Professor Ian Stansfield from the University of Aberdeen has recently been awarded funding
for a collaborative project investigating how to optimize the production of biologics, which was catalyzed by his participation at BioProNET events.
The production of vaccines, antibodies and other proteins in cell lines can induce cellular stress, which can lead to errors in translation — including ribosome frameshift errors. Such mistranslation can compromise the yield and quality of the protein product, and hence the safety and efficacy of biologics. Ian’s project will pursue a better understanding of causes of translational error through the design and application of novel reporters of mistranslation.
“Initial discussions on this project were started as a result of the BioProNET sandpit meeting, held in June 2015, when I made initial contact with a scientist from the biotechnology company Fujifilm Diosynth Biotechnologies,” says Ian.
As a result of this networking meeting, Ian co-organized a BioProNet-sponsored workshop on recombinant protein authenticity, together with colleagues Mick Tuite and Tobias von der Haar from the University of Kent. Ian commented “The attendance of scientists from Fujifilm at our BioProNET-sponsored workshop in London consolidated ideas for the project”.
The project includes collaboration partner Professor Phil Farabaugh, a molecular biologist from University of Maryland, USA, and physicist Dr Mamen Romano (University of Aberdeen) who will be mathematically modelling gene expression processes. Ian’s group will then use synthetic biology approaches to couple the output from the new mistranslation sensors to recombinant protein expression, in order to autoregulate mistranslation and the quality of the recombinant protein product.
Fujifilm will test these synthetic gene circuits in in yeast and E.coli to maximise the impact of this research on industrial biotechnology.
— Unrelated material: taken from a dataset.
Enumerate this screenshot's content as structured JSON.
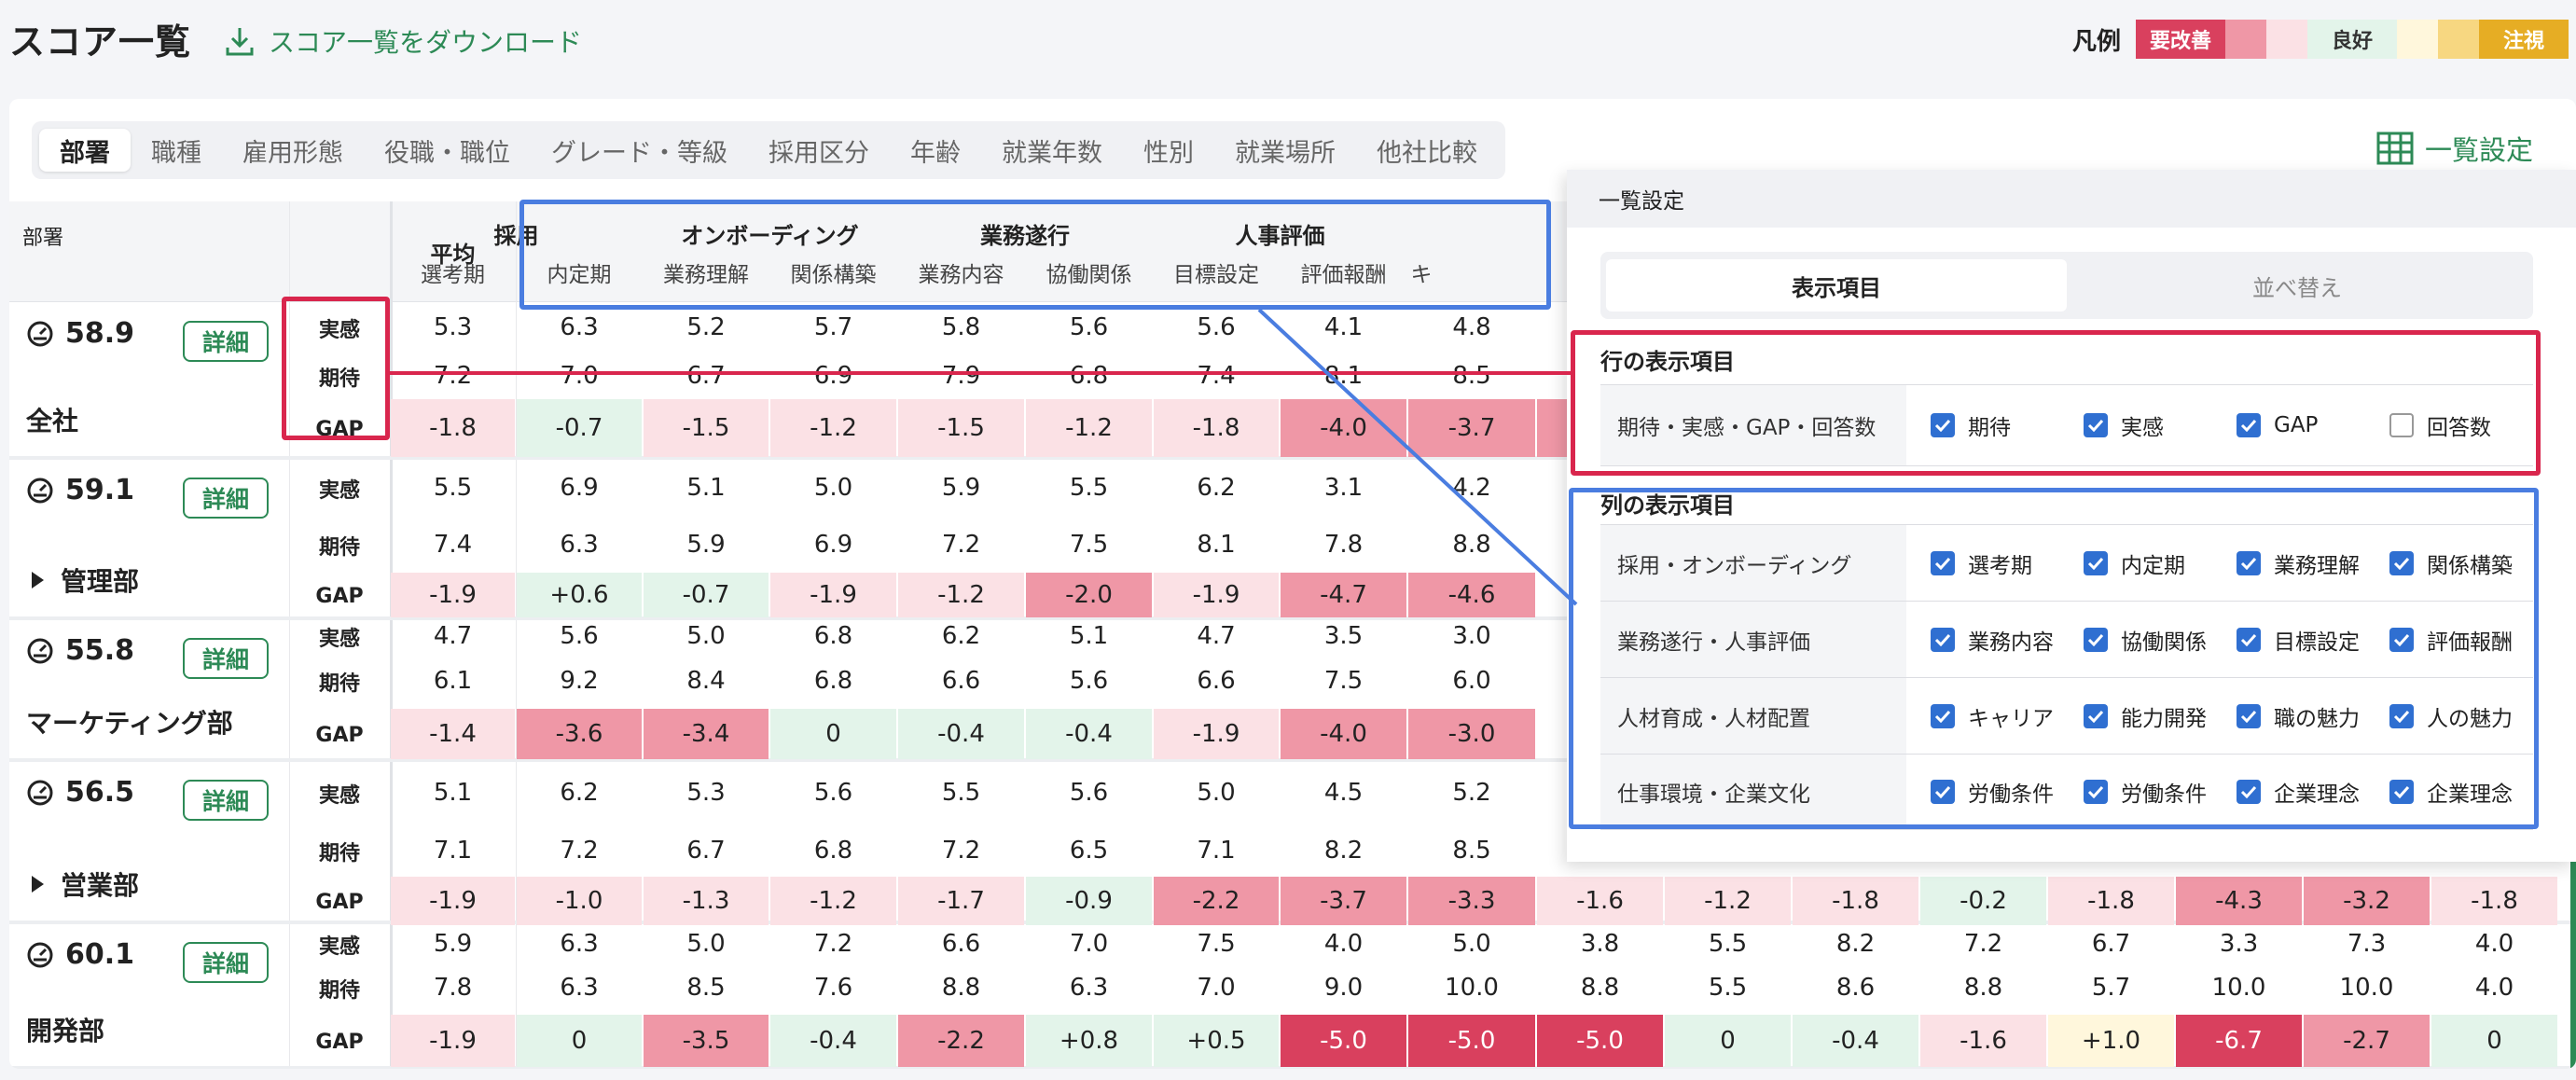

More about the project, which is jointly funded by the BBSRC (to Ian Stansfield and Mamen Romano) and the US National Science Foundation (to Phil Farabaugh) can be found here.